*Data records*:
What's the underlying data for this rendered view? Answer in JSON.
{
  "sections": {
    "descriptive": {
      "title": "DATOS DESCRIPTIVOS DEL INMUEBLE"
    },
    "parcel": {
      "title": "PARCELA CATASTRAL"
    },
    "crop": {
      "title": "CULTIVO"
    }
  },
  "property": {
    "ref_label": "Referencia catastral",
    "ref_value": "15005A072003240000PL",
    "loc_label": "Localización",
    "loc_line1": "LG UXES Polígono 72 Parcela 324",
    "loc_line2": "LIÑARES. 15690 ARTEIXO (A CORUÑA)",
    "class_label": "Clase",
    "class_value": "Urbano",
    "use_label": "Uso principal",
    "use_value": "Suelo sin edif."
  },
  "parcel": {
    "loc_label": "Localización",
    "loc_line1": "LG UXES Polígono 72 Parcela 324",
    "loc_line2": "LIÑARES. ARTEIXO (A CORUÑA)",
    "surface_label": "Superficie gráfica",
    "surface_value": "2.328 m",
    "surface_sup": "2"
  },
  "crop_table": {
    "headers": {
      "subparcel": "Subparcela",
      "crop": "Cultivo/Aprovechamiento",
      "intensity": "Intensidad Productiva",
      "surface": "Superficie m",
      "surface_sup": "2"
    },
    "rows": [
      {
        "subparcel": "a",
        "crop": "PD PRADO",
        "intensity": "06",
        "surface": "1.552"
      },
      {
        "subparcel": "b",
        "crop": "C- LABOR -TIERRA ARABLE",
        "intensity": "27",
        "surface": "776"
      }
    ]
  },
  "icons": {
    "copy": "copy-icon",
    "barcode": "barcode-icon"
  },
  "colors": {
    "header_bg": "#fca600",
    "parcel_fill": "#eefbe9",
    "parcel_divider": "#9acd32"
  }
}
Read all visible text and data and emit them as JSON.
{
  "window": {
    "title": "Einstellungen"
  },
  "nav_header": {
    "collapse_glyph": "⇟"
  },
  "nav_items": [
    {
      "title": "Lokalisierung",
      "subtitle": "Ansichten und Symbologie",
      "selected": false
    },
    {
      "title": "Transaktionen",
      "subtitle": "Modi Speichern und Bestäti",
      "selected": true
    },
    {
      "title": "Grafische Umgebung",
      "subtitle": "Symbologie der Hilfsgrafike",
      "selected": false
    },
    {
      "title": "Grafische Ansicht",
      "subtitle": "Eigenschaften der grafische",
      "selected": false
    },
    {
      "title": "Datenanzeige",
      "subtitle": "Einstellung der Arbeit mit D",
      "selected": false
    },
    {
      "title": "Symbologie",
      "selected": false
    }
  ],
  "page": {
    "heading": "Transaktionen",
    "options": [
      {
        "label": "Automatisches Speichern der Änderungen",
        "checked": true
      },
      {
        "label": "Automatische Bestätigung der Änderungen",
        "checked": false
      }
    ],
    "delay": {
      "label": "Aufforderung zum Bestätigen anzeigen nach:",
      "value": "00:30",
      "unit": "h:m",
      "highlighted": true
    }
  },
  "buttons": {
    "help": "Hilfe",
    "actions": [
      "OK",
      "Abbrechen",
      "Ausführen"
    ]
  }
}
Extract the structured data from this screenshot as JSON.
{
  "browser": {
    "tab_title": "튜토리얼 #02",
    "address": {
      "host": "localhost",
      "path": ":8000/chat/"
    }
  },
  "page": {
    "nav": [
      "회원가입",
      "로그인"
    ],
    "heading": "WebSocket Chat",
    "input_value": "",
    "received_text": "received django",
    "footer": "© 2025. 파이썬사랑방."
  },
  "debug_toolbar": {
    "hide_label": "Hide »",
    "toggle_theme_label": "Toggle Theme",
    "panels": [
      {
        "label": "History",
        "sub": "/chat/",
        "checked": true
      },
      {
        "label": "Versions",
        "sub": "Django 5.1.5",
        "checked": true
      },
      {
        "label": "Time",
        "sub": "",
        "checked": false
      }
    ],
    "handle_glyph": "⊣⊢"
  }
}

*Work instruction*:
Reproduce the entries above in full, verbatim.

*Answer to the problem*:
What's the underlying data for this rendered view? Answer in JSON.
{
  "sections": {
    "descriptive": {
      "title": "DATOS DESCRIPTIVOS DEL INMUEBLE"
    },
    "parcel": {
      "title": "PARCELA CATASTRAL"
    },
    "crop": {
      "title": "CULTIVO"
    }
  },
  "property": {
    "ref_label": "Referencia catastral",
    "ref_value": "15005A072003240000PL",
    "loc_label": "Localización",
    "loc_line1": "LG UXES Polígono 72 Parcela 324",
    "loc_line2": "LIÑARES. 15690 ARTEIXO (A CORUÑA)",
    "class_label": "Clase",
    "class_value": "Urbano",
    "use_label": "Uso principal",
    "use_value": "Suelo sin edif."
  },
  "parcel": {
    "loc_label": "Localización",
    "loc_line1": "LG UXES Polígono 72 Parcela 324",
    "loc_line2": "LIÑARES. ARTEIXO (A CORUÑA)",
    "surface_label": "Superficie gráfica",
    "surface_value": "2.328 m",
    "surface_sup": "2"
  },
  "crop_table": {
    "headers": {
      "subparcel": "Subparcela",
      "crop": "Cultivo/Aprovechamiento",
      "intensity": "Intensidad Productiva",
      "surface": "Superficie m",
      "surface_sup": "2"
    },
    "rows": [
      {
        "subparcel": "a",
        "crop": "PD PRADO",
        "intensity": "06",
        "surface": "1.552"
      },
      {
        "subparcel": "b",
        "crop": "C- LABOR -TIERRA ARABLE",
        "intensity": "27",
        "surface": "776"
      }
    ]
  },
  "icons": {
    "copy": "copy-icon",
    "barcode": "barcode-icon"
  },
  "colors": {
    "header_bg": "#fca600",
    "parcel_fill": "#eefbe9",
    "parcel_divider": "#9acd32"
  }
}
Read all visible text and data and emit them as JSON.
{
  "window": {
    "title": "Einstellungen"
  },
  "nav_header": {
    "collapse_glyph": "⇟"
  },
  "nav_items": [
    {
      "title": "Lokalisierung",
      "subtitle": "Ansichten und Symbologie",
      "selected": false
    },
    {
      "title": "Transaktionen",
      "subtitle": "Modi Speichern und Bestäti",
      "selected": true
    },
    {
      "title": "Grafische Umgebung",
      "subtitle": "Symbologie der Hilfsgrafike",
      "selected": false
    },
    {
      "title": "Grafische Ansicht",
      "subtitle": "Eigenschaften der grafische",
      "selected": false
    },
    {
      "title": "Datenanzeige",
      "subtitle": "Einstellung der Arbeit mit D",
      "selected": false
    },
    {
      "title": "Symbologie",
      "selected": false
    }
  ],
  "page": {
    "heading": "Transaktionen",
    "options": [
      {
        "label": "Automatisches Speichern der Änderungen",
        "checked": true
      },
      {
        "label": "Automatische Bestätigung der Änderungen",
        "checked": false
      }
    ],
    "delay": {
      "label": "Aufforderung zum Bestätigen anzeigen nach:",
      "value": "00:30",
      "unit": "h:m",
      "highlighted": true
    }
  },
  "buttons": {
    "help": "Hilfe",
    "actions": [
      "OK",
      "Abbrechen",
      "Ausführen"
    ]
  }
}
Extract the structured data from this screenshot as JSON.
{
  "browser": {
    "tab_title": "튜토리얼 #02",
    "address": {
      "host": "localhost",
      "path": ":8000/chat/"
    }
  },
  "page": {
    "nav": [
      "회원가입",
      "로그인"
    ],
    "heading": "WebSocket Chat",
    "input_value": "",
    "received_text": "received django",
    "footer": "© 2025. 파이썬사랑방."
  },
  "debug_toolbar": {
    "hide_label": "Hide »",
    "toggle_theme_label": "Toggle Theme",
    "panels": [
      {
        "label": "History",
        "sub": "/chat/",
        "checked": true
      },
      {
        "label": "Versions",
        "sub": "Django 5.1.5",
        "checked": true
      },
      {
        "label": "Time",
        "sub": "",
        "checked": false
      }
    ],
    "handle_glyph": "⊣⊢"
  }
}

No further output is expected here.